- Area groups working together to reintroduce elk in Missouri (7/18/16)1
- Woman sleeping in car accused of attacking Cape officer (7/26/16)13
- Prosecutor says shooting by state trooper was justified (7/24/16)15
- Former Scott City mayor refutes claims made about loss of curbside recycling pickup (7/26/16)
- Hastings in Cape closing (7/22/16)5
- Governor signs Rep. Swan bill that equalizes child-custody criteria (7/6/16)5
- Suspect in downtown Cape shooting ID'd in court (7/20/16)2
- City may spend extra park tax money on Cape Splash, skate park, other projects (7/25/16)10
- Jackson's former police dog euthanized Monday (7/21/16)2
Muslim nations differ on suicide bombings
KUALA LUMPUR, Malaysia -- Religious leaders from Muslim nations disagreed at a meeting this week over whether suicide bombings should be condemned.
The debate among religious affairs ministers of the Organization of the Islamic Conference echoed a March meeting of Muslim foreign ministers. They also were unable to agree on a definition of terrorism.
Malaysia's Deputy Prime Minister Abdullah Ahmad Badawi said Monday that holy war cannot be won with violence and that suicide bombings only serve to bolster the view that Palestinians are terrorists.
But Saudi Arabia's minister for Islam, Sheik Salleh Abdul Aziz Mohammed al-Sheik, said "the suicide bombings are permitted" and bombers "are considered to have died a martyr's death."
Presbyterian losses go on, but at a slower rate
LOUISVILLE, Ky. -- Presbyterian Church (U.S.A.) headquarters announced Monday that a 35-year downward slide in membership continued in 2001, but the net loss of 31,549 was less than in previous years.
While total active membership slipped to 2,493,781, enrollment in Christian education programs rose by 17,000 during the year, to 1,101,478.

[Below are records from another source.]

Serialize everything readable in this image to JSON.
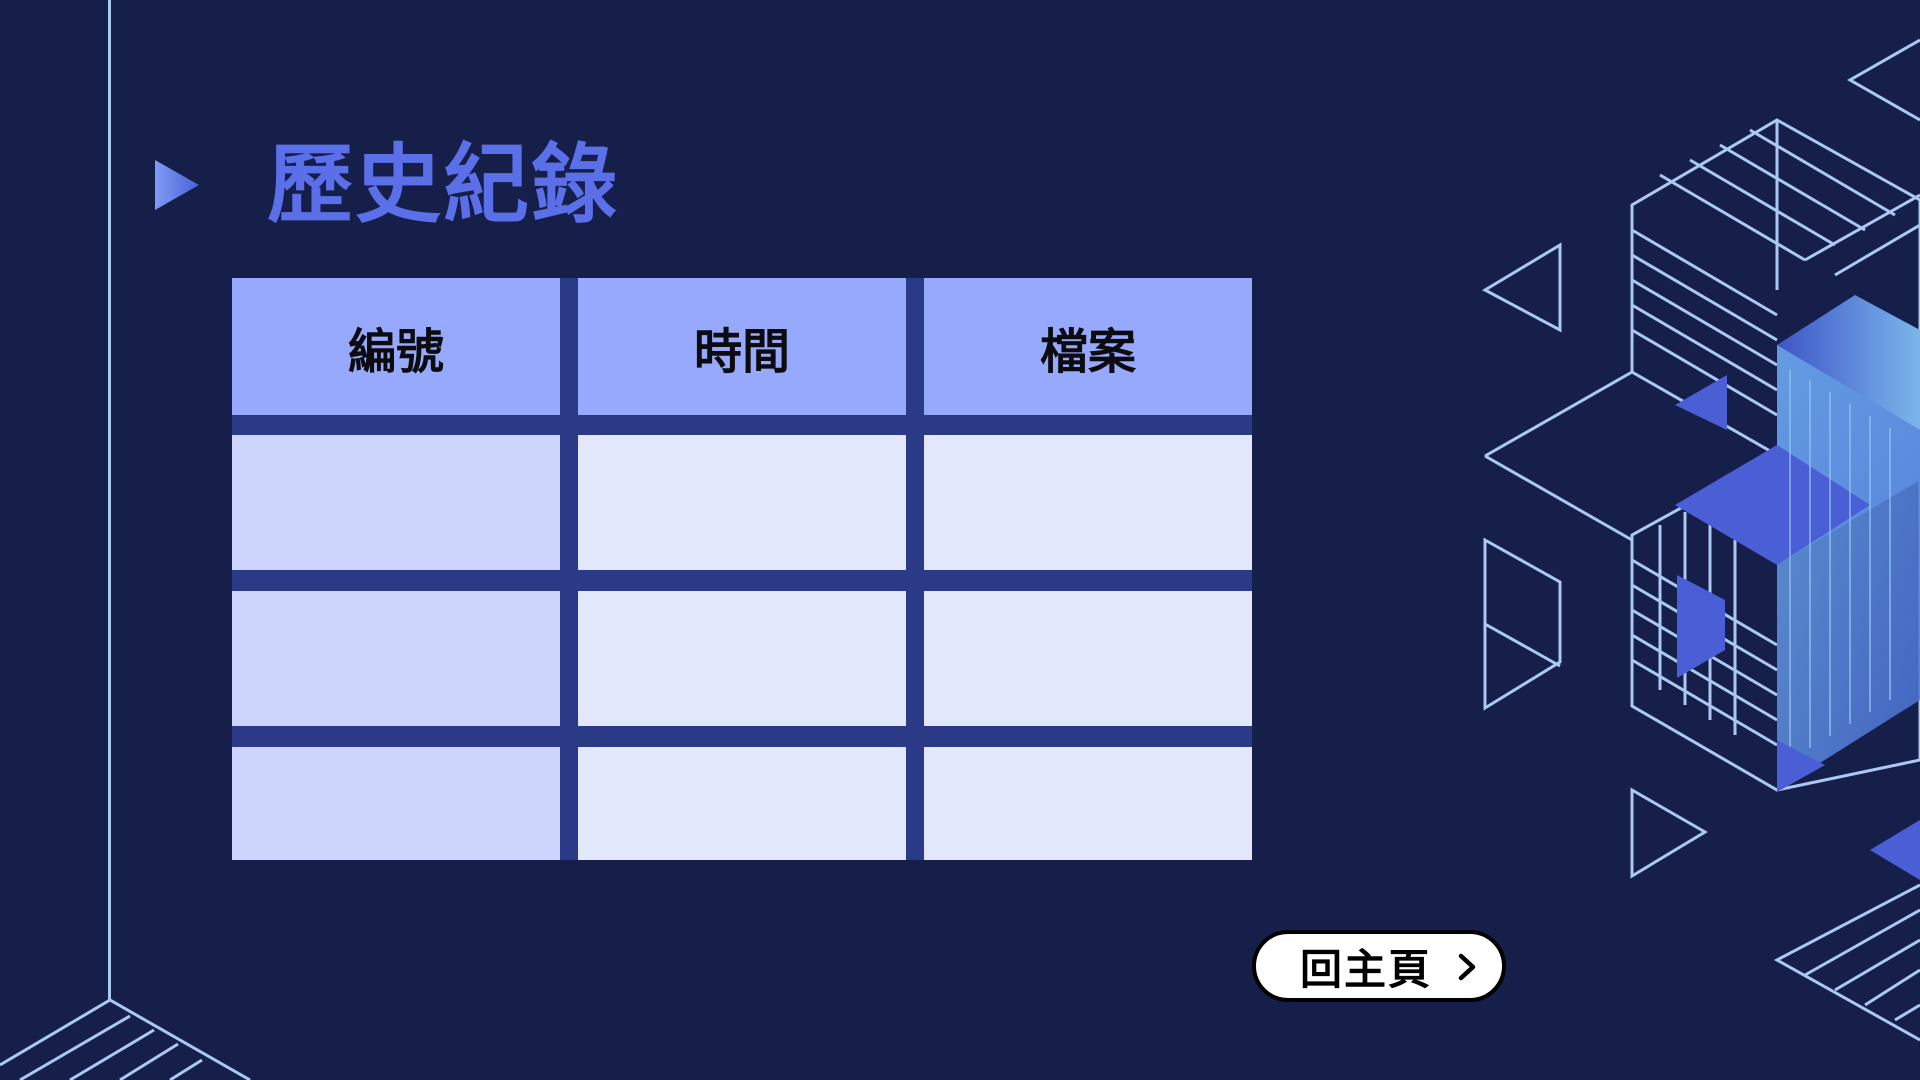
{
  "title": "歷史紀錄",
  "table": {
    "headers": [
      "編號",
      "時間",
      "檔案"
    ],
    "rows": [
      [
        "",
        "",
        ""
      ],
      [
        "",
        "",
        ""
      ],
      [
        "",
        "",
        ""
      ]
    ]
  },
  "home_button": {
    "label": "回主頁"
  },
  "icons": {
    "title_marker": "triangle-play-icon",
    "home_chevron": "chevron-right-icon"
  },
  "colors": {
    "background": "#161f4a",
    "title": "#5b6fe8",
    "header_cell": "#97a9fc",
    "body_cell_first_column": "#cdd5fc",
    "body_cell": "#e3e7fc",
    "table_grid": "#2b3a86",
    "line_accent": "#a9c9f3"
  }
}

The Rev. Clifton Kirkpatrick, stated clerk of the denomination, noted that 150,000 new members joined the church last year.
--From wire reports